Genetic Testing for Cancer

Both germline mutation and somatic mutation can play key roles in causing cancers. Genetic tests help reveal mutations that may relate to the occurrence of cancers, hence, to understand the diagnosis, treatment, and prevention strategies of the disease.

Genetic tests can be used in different ways related to cancers. For example, some tests reveal germline mutations in healthy individuals for cancer risk prediction, while some reveal somatic mutations in cancer patients for matching cancer therapy as well as deciding the appropriate targeted drugs or immunotherapies. Let’s find out what hereditary cancer is about!

Genetic Testing for Hereditary Cancer Risk: What are Germline mutations?

Germline mutations are variants inherited from birth and they can exist in every body cell. A predictive genetic test can evaluate the lifetime risk of having specific cancer by identifying the inherited germline mutations.

Understanding Familial Risk for Cancer:

According to National Cancer Institute in the US, knowing if a person has a cancer predisposing gene mutation may help prevent, diagnose, and treat cancer1. In terms of genetic contribution, breast, bowel, stomach and prostate cancer among all cancer types can be strongly influenced by genes and can run in families2, ranging from 10 to 20%3.

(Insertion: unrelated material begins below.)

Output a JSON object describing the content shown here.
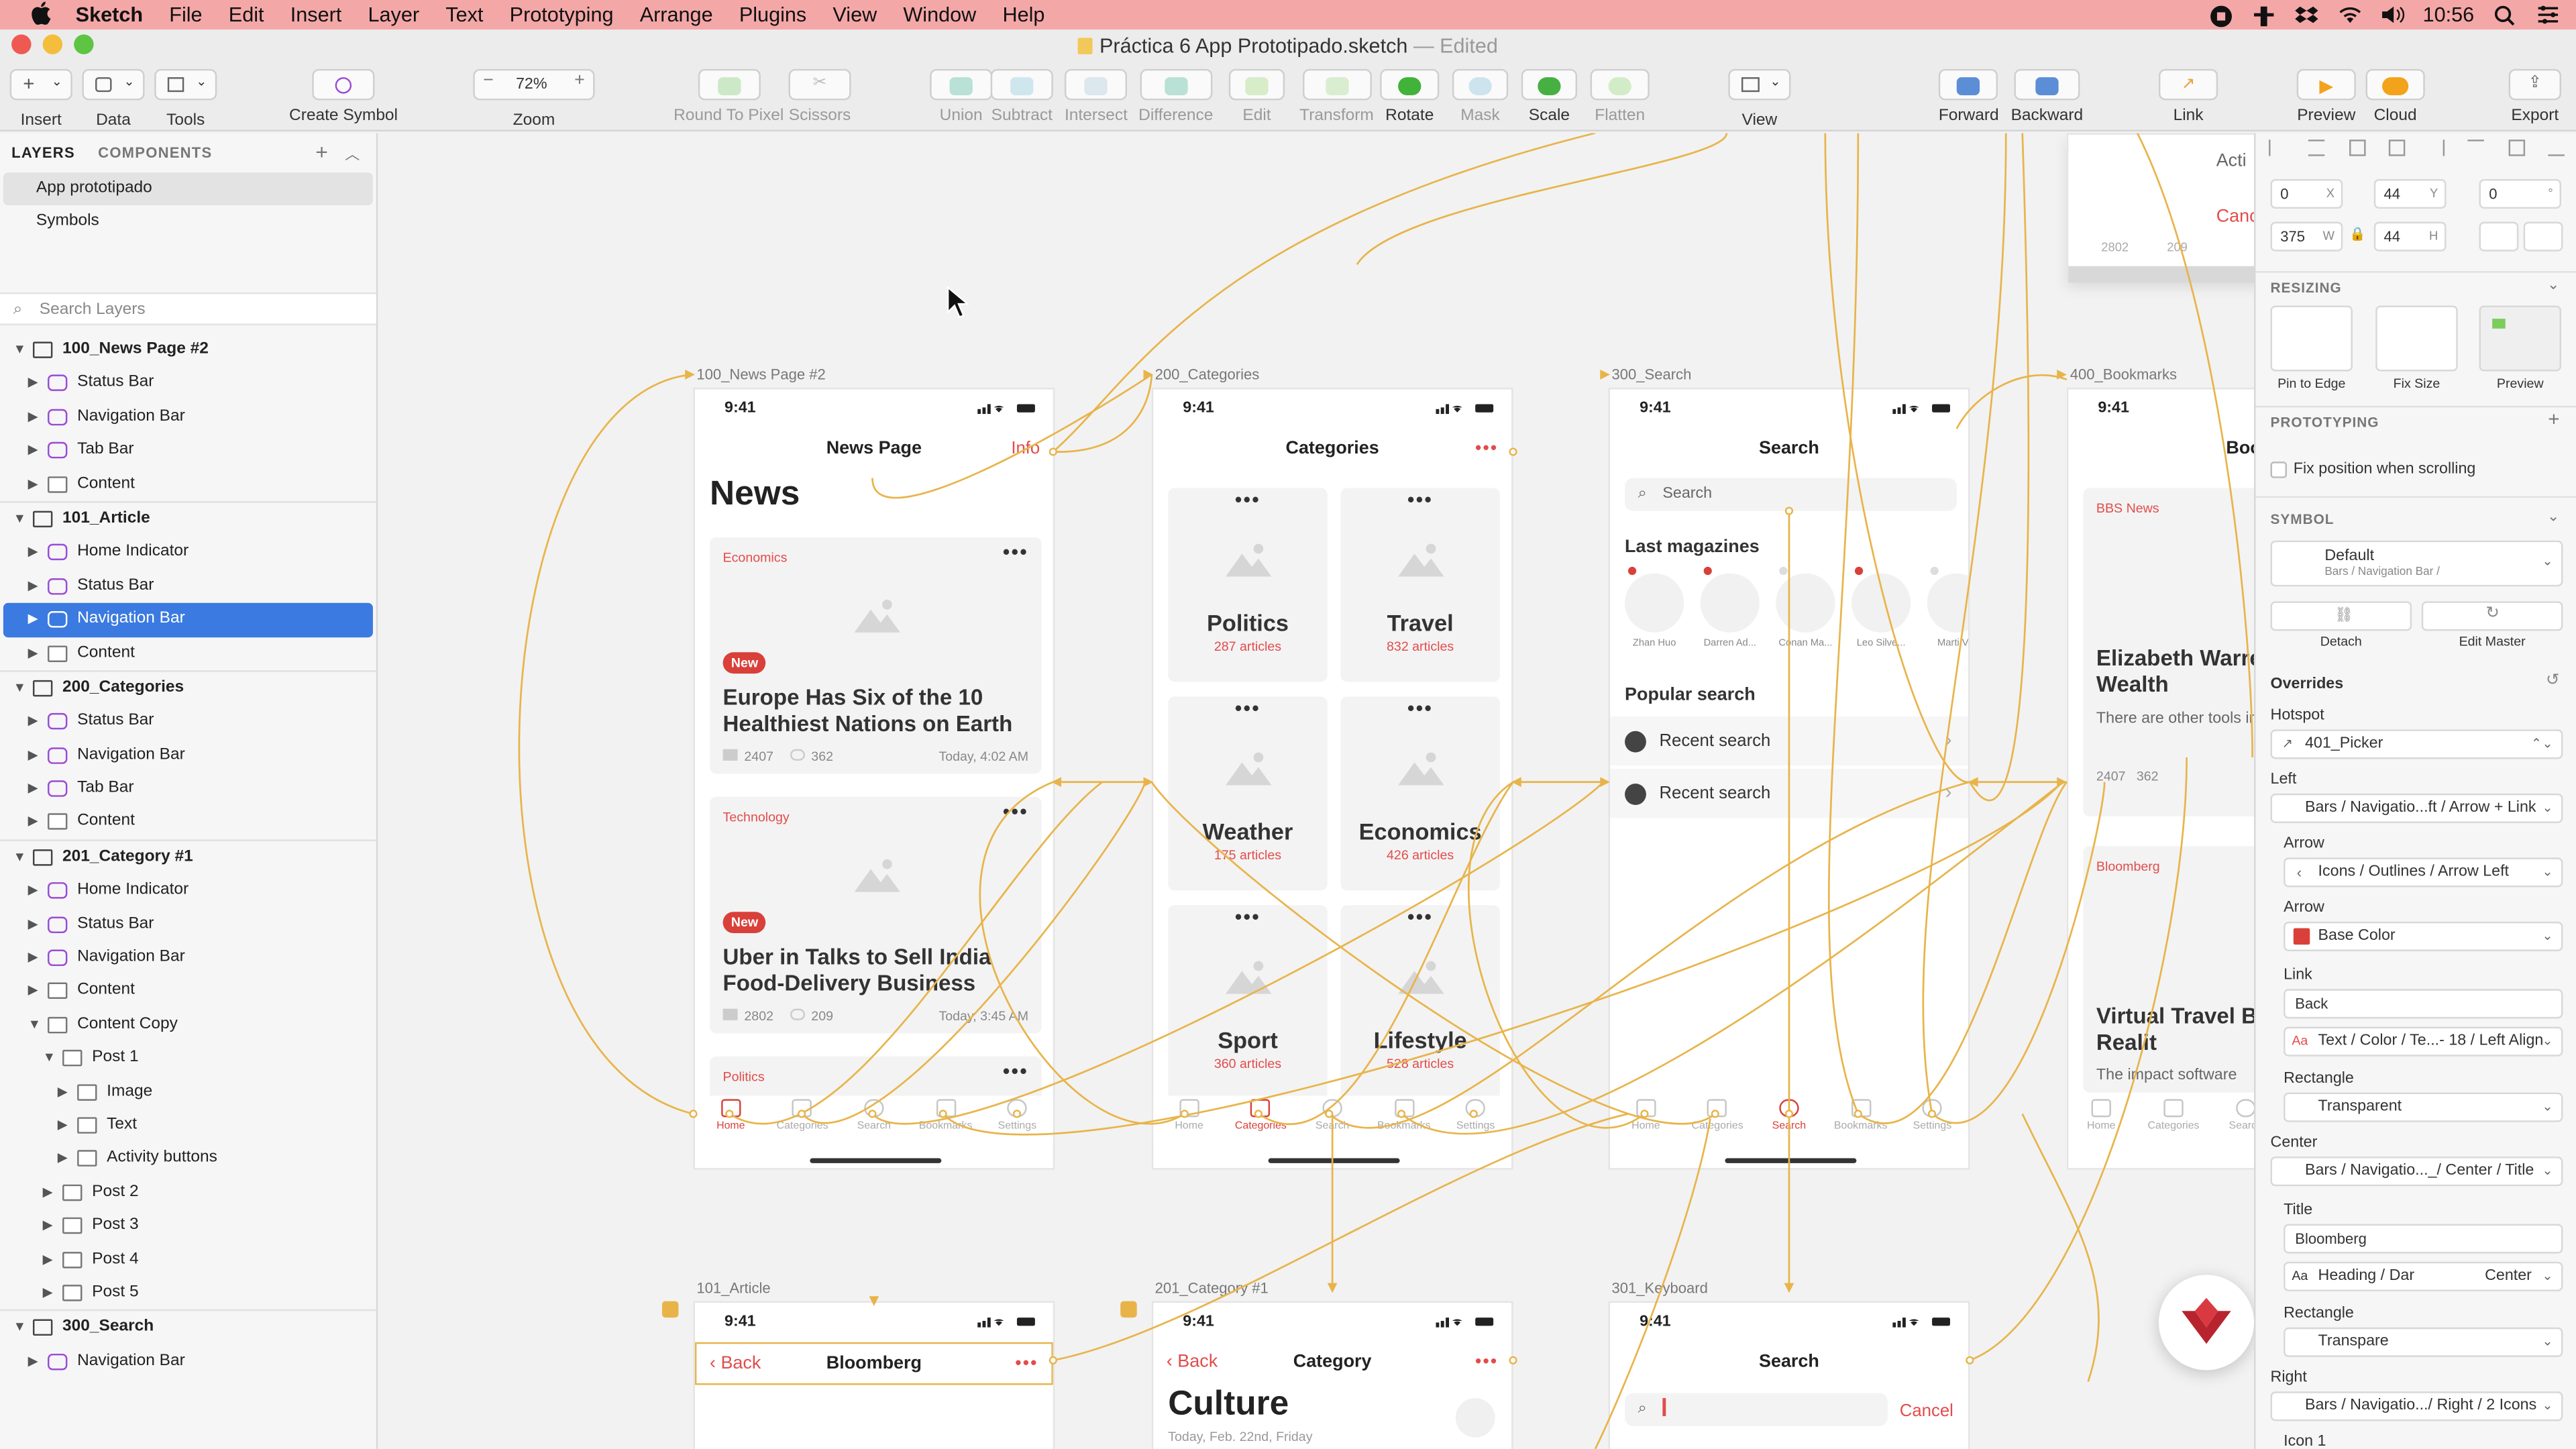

For high-risk groups (people with a strong family cancer history), a predictive genetic test can help determine if they carry a gene mutation linked to a higher lifetime risk of developing certain types of cancer. For people having family members known to have an inheritable gene mutation, the tests can reveal if they carry the same genetic mutation. Healthy individuals with positive test results (which means carrying an inherited gene mutation) can consider starting corresponding cancer screening as soon as possible and screening more frequently. With genetic information on hand, individuals can consult medical professionals to plan for cancer preventative treatments to intervene before cancers occur. Other than that, individuals can make certain lifestyle changes to lower the cancer risk.

For people already diagnosed with cancer, testing for germline mutation can check if cancer might have been caused by an inherited mutation within the family which can be beneficial to the patients’ treatment as well. For example, patients with higher-risk forms of BRCA1/2 mutations associated with inherited breast cancer, ovarian cancer, pancreatic cancer and prostate cancer are highly sensitive to 3 FDA-approved PARP inhibitors. On top of that, the result may help their family members to consider their need to take a genetic test.


  1. National Cancer Institute. Cancer predisposing gene mutation. Available at:
  2. NHS. Predictive genetic tests for cancer risk genes. Available at:
  3. Samadder, N. J., Riegert-Johnson, D., Boardman, L., Rhodes, D., Wick, M., Okuno, S., Kunze, K. L., Golafshar, M., Uson, P. L., Mountjoy, L., Ertz-Archambault, N., Patel, N., Rodriguez, E. A., Lizaola-Mayo, B., Lehrer, M., Thorpe, C. S., Yu, N. Y., Esplin, E. D., Nussbaum, R. L., … Stewart, A. K. (2021) ‘Comparison of Universal Genetic Testing vs guideline-directed targeted testing for patients with hereditary cancer syndrome’, JAMA Oncology, 7(2), pp. 230.